I was looking at my academic pathway timeline that I’ve created for myself to achieve my dream to become a Physician Assistant. Reading it made me feel discouraged as hell. I was planning on getting into my Radiologic technologist program in my town. But my college decided to change the faculty members in some of the programs and the radiologic technology program was one of them. Over the summer, my school changed it prerequisites entirely and all that progress I made to be accepted vanished and now I’m back at square one. I’m in my late 20s and I feel like I should have this done by now and start my dream career in the beginning of my 30s even though it’s not going to happen. So I changed my major out of frustration and now I feel like my journey is going to be longer now. I just feel like settling with becoming a Sonographer. Which was another goal of mine. Personally it doesn’t matter which career I go in as long as I’m helping people. Which what matters most to me.
Medicine is, more often than not, shades of grey. Very rarely do I ever have situations that are starkly black or white. The grey is hard. The grey is confusing. The grey is stressful. But, at the end of the day, it is nice to know you have supportive friends and loved ones who are there for you.
I just try to do what I think is best with the information that I have. That’s all any of us try to do.
In what world would you EVER agree to buy something/receive a service WITHOUT knowing what it costs? Seriously.
Well, in the United States health care system, the answer is “All the damn time.”
I have a pt who needs a procedure and the insurance company can only estimate that it could cost between $3,000 and $70,000 out of pocket but they can’t *know* for certain until the procedure is done.
Like, ok, you give me a range of 5-10k? That’s one thing. 3-70k? Like, what the actual fuck?
Fuck insurance companies. Fuck them for denying essential care to my patients. And FUCK THEM for being IMPOSSIBLE to ACTUALLY talk to. Like, a real person and not a damn phone tree.
I’ve been training in family medicine for about 2 weeks now and come Monday I’ll be on my own without a medical coordinator (in the company are Mexican physicians who know the computer system in and out). So far I like the clinic, but man it gets busy. All the patients I’ve seen are very friendly and they love bringing their kids to me. My manager asked me to try and see 25 patients on Monday, and I think I can handle it. My main thing is not being able to speak Spanish that quickly to get my point across. But that’s it for me! I’ll update in probably another 3 months lol.

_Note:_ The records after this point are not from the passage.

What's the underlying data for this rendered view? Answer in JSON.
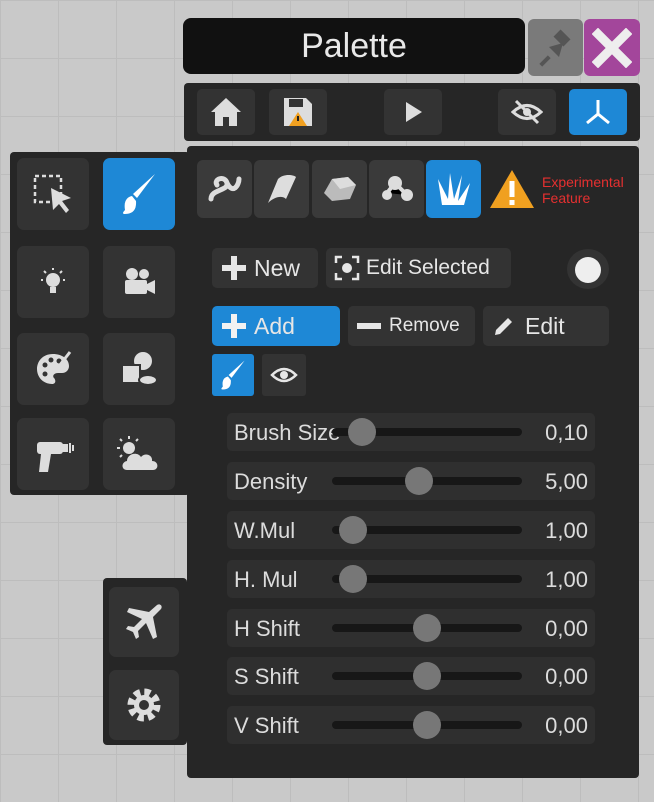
{
  "window": {
    "title": "Palette"
  },
  "warning": {
    "line1": "Experimental",
    "line2": "Feature"
  },
  "actions": {
    "new_label": "New",
    "edit_selected_label": "Edit Selected",
    "add_label": "Add",
    "remove_label": "Remove",
    "edit_label": "Edit"
  },
  "sliders": [
    {
      "label": "Brush Size",
      "value": "0,10",
      "fraction": 0.16
    },
    {
      "label": "Density",
      "value": "5,00",
      "fraction": 0.46
    },
    {
      "label": "W.Mul",
      "value": "1,00",
      "fraction": 0.11
    },
    {
      "label": "H. Mul",
      "value": "1,00",
      "fraction": 0.11
    },
    {
      "label": "H Shift",
      "value": "0,00",
      "fraction": 0.5
    },
    {
      "label": "S Shift",
      "value": "0,00",
      "fraction": 0.5
    },
    {
      "label": "V Shift",
      "value": "0,00",
      "fraction": 0.5
    }
  ],
  "colors": {
    "accent": "#1e88d6",
    "close": "#a3469b",
    "warning_icon": "#f0a020",
    "warning_text": "#e53030"
  },
  "icons": [
    "pin-icon",
    "close-icon",
    "home-icon",
    "save-warning-icon",
    "play-icon",
    "eye-off-icon",
    "axes-icon",
    "select-icon",
    "brush-icon",
    "light-icon",
    "camera-icon",
    "palette-icon",
    "shapes-icon",
    "raygun-icon",
    "weather-icon",
    "plane-icon",
    "gear-icon",
    "curve-icon",
    "ribbon-icon",
    "rock-icon",
    "molecule-icon",
    "grass-icon",
    "warning-icon",
    "plus-icon",
    "target-icon",
    "minus-icon",
    "pencil-icon",
    "eye-icon"
  ]
}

Please, check out this awesome video!! It simply and succinctly covers some basic differences between NPs and PAs, and Liz is so engaging!